Yellowstone estimates about 10 to 15 percent of mule deer near Cody, Wyoming, which migrate into the park during the summer, have chronic wasting disease. Dan Vermillion, former Montana Fish, Wildlife and Parks commissioner, tells Mountain Journal’s Laura Lundquist it was “only a matter of time” before the illness was detected in the park. 

The buck that tested positive for CWD was originally captured near Cody and fitted with a GPS collar in March as part of a population study. When the animal stopped moving for more than six hours in October, biologists received an email alerting them that it may have died, per Jackson Hole Daily. They retrieved the animal’s carcass from the landmass separating the south and southeast parts of Yellowstone Lake.

“It was extremely emaciated, very, very skinny,” Tony Mong, a wildlife biologist based in Cody, tells the publication. “It had not been scavenged on, did not look like it had been predated on. It was pretty obvious that it had succumbed to chronic wasting disease.”

Scientists believe that chronic wasting disease is caused by misfolded proteins called prions. CWD prions accumulate in the brain and other tissues and most likely spread through body fluids, either via direct nose-to-nose contact or through indirect environmental contamination. In late stages of chronic wasting disease, animals may show symptoms such as drooling, droopy ears, lack of coordination, listlessness, emaciation and a lack of fear of humans. But the disease has a long incubation period of about 18 to 24 months, so “the majority of CWD positive animals that are harvested appear completely normal and healthy,” per the Wyoming Game and Fish Department
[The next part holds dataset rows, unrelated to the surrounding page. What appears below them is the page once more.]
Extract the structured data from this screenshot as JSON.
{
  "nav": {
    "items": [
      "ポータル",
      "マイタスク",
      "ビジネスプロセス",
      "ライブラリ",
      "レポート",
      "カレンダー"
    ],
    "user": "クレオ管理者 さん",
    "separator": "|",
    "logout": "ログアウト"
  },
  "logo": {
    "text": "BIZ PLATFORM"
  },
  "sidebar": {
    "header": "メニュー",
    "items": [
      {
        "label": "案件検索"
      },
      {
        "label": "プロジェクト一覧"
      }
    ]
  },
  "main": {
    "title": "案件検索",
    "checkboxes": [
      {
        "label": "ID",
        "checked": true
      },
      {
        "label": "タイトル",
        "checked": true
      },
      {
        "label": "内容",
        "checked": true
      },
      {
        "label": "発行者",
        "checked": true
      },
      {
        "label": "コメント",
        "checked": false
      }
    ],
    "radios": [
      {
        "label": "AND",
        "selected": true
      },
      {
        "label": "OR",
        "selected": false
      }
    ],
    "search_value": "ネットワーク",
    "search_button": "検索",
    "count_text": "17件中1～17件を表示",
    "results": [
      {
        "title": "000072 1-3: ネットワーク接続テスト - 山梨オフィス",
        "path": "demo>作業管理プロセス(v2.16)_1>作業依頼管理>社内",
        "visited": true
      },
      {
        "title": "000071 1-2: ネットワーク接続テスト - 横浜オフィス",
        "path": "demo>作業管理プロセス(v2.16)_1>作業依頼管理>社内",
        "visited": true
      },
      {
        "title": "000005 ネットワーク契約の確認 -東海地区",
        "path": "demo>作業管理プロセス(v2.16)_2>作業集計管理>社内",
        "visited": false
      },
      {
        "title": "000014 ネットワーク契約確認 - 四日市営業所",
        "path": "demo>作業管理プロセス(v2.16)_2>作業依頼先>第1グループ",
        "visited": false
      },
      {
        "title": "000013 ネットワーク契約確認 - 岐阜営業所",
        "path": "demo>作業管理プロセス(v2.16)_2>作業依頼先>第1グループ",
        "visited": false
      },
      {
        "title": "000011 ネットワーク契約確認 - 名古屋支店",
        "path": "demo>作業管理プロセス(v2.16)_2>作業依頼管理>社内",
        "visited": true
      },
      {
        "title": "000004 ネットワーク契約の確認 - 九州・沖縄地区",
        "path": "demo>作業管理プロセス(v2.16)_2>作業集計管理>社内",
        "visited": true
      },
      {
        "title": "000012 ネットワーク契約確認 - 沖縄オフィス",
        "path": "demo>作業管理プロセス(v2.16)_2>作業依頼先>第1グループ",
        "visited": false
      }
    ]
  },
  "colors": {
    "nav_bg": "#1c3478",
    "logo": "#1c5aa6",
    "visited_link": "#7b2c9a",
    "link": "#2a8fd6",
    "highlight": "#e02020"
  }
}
As of now, researchers have not found any strong evidence that CWD can be passed to humans, and it’s unclear whether people can get infected with CWD prions. The disease has experimentally been shown to infect squirrel monkeys and lab mice that carry some human genes. As a precaution, the Centers for Disease Control and Prevention recommends avoiding consuming meat that has tested positive for CWD and suggests hunters take precautions such as testing deer or elk taken from CWD-infected areas, staying away from animals with noticeable symptoms and using latex gloves when dressing the animal or handling the meat. 

Yellowstone is now planning to increase monitoring for the presence of CWD in other deer, elk and moose in the park and to ramp up the investigation of carcasses and collection of samples for testing, per the statement. Biologists will also update the park’s 2021 Chronic Wasting Disease Surveillance Plan in light of this new case, which it anticipates will be done next year.

“What we learned on a personal level from Covid-19 is it’s hard to control a disease when transmission occurs before symptoms appear,” Paul Cross, a USGS research biologist at the Northern Rocky Mountain Science Center, tells Mountain Journal. “So, this is a challenging question that will take us a long time to empirically answer. But national parks serve an important role in providing places to observe and study how ecosystems function.”

Get the latest stories in your inbox every weekday.